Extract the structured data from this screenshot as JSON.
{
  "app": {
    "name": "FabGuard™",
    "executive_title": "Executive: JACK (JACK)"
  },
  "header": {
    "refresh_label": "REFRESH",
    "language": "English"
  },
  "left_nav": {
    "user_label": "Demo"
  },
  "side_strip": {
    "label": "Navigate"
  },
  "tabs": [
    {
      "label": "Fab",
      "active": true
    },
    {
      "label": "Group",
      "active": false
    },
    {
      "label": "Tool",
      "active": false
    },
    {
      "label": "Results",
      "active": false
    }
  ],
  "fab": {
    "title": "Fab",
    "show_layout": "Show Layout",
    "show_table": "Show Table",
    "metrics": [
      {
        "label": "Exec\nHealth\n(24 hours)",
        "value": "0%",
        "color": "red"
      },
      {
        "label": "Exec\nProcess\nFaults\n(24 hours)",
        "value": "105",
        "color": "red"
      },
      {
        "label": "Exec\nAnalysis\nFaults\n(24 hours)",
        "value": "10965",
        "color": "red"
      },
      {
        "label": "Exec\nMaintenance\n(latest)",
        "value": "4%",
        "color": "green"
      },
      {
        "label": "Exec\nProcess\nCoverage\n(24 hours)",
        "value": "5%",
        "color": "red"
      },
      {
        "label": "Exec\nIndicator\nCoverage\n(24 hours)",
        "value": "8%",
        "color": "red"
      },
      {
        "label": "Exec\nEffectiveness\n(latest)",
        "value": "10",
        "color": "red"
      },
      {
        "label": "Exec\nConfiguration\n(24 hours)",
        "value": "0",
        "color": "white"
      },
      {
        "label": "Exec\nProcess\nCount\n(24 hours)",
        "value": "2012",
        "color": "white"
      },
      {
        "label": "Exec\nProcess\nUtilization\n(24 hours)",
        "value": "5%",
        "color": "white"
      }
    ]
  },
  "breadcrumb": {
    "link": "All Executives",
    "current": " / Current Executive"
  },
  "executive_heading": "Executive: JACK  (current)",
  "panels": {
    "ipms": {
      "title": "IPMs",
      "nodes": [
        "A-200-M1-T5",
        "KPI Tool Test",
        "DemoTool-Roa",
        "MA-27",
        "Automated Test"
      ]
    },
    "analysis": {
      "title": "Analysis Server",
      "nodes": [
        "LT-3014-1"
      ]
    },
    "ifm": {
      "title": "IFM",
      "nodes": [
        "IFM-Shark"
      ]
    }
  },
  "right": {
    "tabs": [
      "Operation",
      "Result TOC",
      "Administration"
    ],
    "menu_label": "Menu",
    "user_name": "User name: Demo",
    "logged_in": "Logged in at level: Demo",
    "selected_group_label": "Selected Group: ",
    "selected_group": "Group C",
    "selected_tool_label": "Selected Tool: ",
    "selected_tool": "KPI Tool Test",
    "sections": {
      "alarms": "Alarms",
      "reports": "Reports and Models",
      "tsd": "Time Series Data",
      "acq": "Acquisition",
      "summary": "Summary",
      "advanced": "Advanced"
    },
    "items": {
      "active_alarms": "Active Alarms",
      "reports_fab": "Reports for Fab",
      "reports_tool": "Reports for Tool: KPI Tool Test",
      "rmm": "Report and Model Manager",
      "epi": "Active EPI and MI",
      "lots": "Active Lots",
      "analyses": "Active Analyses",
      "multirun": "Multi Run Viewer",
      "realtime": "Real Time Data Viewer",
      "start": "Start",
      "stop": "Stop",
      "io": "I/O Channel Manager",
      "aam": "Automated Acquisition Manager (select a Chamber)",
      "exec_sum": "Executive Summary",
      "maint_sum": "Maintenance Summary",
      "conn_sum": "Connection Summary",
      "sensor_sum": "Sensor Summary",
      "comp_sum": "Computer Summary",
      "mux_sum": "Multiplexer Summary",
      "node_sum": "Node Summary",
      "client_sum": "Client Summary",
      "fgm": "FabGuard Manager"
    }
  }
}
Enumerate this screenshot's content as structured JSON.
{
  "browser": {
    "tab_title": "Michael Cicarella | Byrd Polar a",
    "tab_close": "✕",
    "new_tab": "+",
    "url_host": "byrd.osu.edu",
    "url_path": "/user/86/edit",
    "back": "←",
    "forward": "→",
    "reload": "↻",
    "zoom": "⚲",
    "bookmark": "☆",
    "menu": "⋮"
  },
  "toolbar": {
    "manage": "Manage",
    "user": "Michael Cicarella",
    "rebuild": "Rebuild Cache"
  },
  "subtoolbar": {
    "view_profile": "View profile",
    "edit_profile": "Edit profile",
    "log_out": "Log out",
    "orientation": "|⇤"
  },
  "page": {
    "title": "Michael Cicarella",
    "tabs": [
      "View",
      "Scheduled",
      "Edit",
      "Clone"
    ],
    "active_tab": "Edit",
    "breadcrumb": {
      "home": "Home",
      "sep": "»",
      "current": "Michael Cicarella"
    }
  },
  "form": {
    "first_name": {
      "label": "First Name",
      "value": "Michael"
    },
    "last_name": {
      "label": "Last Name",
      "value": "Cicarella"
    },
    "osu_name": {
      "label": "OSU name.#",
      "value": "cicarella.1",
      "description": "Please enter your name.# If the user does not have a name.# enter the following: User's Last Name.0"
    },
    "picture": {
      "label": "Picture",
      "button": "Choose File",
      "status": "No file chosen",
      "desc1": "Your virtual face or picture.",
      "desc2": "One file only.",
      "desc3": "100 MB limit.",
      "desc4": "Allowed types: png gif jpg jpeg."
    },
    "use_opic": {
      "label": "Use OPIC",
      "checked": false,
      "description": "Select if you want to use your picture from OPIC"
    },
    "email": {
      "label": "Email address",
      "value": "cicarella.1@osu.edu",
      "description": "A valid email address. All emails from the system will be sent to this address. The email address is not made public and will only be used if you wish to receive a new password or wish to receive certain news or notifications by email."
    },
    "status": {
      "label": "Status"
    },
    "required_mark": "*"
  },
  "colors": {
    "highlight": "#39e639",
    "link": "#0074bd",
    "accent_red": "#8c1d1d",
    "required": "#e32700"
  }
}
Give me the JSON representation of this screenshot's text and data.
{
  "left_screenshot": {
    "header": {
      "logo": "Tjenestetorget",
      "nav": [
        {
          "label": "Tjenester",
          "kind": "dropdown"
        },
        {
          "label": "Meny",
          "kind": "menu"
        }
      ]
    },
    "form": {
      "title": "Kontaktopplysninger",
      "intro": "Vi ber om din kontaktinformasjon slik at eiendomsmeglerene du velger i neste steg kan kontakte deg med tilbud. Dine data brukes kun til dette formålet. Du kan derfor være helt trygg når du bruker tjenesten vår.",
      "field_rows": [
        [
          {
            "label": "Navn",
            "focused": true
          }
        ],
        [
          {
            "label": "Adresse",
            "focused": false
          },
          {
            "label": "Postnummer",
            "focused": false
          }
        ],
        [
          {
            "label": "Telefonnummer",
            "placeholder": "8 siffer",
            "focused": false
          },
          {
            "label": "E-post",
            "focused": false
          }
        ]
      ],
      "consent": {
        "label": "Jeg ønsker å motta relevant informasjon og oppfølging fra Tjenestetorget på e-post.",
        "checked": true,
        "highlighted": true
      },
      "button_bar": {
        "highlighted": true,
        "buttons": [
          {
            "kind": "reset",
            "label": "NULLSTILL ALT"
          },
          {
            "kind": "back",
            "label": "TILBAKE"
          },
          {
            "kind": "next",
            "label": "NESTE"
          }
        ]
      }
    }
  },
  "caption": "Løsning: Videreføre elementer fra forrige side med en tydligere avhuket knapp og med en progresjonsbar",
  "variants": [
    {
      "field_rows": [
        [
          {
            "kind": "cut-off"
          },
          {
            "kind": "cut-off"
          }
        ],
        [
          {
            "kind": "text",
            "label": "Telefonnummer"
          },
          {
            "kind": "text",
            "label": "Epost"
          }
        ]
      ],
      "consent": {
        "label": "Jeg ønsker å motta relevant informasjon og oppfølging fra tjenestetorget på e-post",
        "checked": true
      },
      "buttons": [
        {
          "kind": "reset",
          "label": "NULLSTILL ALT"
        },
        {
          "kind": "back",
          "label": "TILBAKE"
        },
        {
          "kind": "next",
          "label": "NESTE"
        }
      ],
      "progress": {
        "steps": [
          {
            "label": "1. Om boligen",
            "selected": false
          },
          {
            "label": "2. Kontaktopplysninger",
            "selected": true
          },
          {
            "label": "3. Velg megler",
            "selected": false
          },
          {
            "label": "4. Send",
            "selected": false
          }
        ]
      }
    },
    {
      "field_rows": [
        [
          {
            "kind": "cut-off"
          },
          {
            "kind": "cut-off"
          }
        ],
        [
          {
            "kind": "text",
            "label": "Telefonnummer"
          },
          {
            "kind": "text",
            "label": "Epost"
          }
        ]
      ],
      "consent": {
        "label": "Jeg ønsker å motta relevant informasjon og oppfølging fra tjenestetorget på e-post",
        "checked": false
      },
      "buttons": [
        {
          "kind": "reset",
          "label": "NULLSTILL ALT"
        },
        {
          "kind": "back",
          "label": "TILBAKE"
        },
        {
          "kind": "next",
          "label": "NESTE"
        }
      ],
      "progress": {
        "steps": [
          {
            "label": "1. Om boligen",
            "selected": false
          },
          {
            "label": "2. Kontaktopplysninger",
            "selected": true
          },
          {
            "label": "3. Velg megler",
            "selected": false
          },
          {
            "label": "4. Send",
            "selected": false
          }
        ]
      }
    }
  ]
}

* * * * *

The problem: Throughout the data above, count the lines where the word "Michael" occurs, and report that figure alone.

Exercise result: 5